EP1864719A1 *May 23, 2007Dec 12, 2007General Electric CompanyMethods for controlling plasma spray coating porosity on an article and articles manufactured therefrom
EP2178010A1 *Oct 15, 2008Apr 21, 2010Abb AgMethod for modeling spray painting
WO2006017742A1 *Aug 3, 2005Feb 16, 2006Du PontMethod and apparatus for predicting properties of a chemical mixture
Classifications
U.S. Classification703/2, 703/9, 700/48, 706/23, 703/6, 239/3
International ClassificationB05D1/04, B05B12/00, G05B17/02, B05B5/00, B05B5/025
Cooperative ClassificationB05B5/00, B05B12/00, G05B17/02
European ClassificationB05B12/00, G05B17/02
Legal Events
DateCodeEventDescription

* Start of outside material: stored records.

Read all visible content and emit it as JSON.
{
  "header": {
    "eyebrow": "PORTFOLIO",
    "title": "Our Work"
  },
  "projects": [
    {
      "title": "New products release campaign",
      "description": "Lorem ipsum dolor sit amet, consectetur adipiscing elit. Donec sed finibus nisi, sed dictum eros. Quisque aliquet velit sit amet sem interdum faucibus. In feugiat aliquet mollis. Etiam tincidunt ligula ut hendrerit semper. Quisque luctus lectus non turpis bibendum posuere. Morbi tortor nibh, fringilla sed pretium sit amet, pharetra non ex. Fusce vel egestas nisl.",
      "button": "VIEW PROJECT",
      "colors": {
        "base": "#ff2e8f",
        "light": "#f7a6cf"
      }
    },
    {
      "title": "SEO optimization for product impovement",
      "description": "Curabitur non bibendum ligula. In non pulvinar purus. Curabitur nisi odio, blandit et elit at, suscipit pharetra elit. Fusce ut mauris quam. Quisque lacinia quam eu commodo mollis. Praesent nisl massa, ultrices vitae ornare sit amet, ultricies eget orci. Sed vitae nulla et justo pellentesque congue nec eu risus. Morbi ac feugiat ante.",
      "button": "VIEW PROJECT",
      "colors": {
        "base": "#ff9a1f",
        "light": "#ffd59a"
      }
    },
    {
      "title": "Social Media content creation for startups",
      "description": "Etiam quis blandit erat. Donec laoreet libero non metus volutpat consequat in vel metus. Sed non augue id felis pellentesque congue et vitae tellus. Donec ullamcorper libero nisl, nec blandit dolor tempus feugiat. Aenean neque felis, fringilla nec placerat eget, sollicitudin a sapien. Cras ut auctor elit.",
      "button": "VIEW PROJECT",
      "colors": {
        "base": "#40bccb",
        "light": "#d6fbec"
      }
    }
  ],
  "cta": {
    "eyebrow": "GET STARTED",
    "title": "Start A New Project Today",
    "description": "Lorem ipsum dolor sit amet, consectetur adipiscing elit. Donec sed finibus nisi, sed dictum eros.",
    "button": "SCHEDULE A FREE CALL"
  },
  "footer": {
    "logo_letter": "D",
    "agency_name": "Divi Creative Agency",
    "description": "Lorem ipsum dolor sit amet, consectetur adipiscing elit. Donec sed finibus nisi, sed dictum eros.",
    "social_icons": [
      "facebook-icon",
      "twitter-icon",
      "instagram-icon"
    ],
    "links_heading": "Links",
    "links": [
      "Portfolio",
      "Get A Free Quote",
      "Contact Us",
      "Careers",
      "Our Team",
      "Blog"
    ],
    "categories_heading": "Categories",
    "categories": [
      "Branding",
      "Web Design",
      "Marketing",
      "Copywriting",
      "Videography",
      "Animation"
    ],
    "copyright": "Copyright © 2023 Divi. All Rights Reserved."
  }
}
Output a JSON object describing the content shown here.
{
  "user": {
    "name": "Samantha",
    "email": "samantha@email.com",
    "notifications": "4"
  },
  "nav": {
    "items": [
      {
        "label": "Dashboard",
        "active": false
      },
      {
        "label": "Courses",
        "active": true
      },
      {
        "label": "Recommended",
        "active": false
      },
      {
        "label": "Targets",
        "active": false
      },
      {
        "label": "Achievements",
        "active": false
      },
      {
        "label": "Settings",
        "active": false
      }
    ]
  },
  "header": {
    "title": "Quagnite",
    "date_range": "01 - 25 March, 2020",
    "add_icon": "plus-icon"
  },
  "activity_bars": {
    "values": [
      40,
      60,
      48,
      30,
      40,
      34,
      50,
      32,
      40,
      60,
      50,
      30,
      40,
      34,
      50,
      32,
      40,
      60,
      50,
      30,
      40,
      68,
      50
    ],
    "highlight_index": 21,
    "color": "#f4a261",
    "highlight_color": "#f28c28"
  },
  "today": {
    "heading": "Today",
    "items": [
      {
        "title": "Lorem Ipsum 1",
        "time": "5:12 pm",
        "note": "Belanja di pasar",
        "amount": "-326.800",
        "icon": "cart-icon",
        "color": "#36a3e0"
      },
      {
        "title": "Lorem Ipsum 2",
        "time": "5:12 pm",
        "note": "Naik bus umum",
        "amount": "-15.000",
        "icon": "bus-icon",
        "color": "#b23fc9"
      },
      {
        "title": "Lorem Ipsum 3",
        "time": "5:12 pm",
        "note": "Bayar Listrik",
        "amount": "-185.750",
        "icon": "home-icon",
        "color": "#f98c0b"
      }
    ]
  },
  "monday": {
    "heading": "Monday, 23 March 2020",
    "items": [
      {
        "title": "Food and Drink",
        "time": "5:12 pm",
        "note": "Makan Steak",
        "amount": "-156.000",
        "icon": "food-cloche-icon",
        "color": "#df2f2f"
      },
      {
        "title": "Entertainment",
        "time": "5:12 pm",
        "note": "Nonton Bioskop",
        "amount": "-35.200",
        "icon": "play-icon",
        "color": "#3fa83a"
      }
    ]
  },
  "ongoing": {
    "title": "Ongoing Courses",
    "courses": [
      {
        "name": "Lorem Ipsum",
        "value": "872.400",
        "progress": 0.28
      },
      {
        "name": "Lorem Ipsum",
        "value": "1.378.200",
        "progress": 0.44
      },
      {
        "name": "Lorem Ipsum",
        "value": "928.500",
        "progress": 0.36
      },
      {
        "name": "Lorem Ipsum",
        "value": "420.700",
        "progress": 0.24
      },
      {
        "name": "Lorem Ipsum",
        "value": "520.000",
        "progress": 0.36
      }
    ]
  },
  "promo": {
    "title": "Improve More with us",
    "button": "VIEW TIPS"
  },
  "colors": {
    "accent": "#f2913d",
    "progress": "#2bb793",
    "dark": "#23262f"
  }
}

Nov 25, 2011FPAYFee payment
Year of fee payment: 8
Nov 23, 2007FPAYFee payment
Year of fee payment: 4
Jan 26, 2004ASAssignment
Owner name: ABB RESEARCH LTD., SWITZERLAND
Free format text: ASSIGNMENT OF ASSIGNORS INTEREST;ASSIGNORS:EICKMEYER, DIETMAR;BORNER, GUNTER;REEL/FRAME:014915/0828
Effective date: 20000825
Owner name: ABB RESEARCH LTD. AFFOLTERSTR. 44ZURICH, (1)CH-805
Free format text: ASSIGNMENT OF ASSIGNORS INTEREST;ASSIGNORS:EICKMEYER, DIETMAR /AR;REEL/FRAME:014915/0828
Owner name: ABB RESEARCH LTD. AFFOLTERSTR. 44ZURICH, (1)CH-805
Free format text: ASSIGNMENT OF ASSIGNORS INTEREST;ASSIGNORS:EICKMEYER, DIETMAR /AR;REEL/FRAME:014915/0828
Effective date: 20000825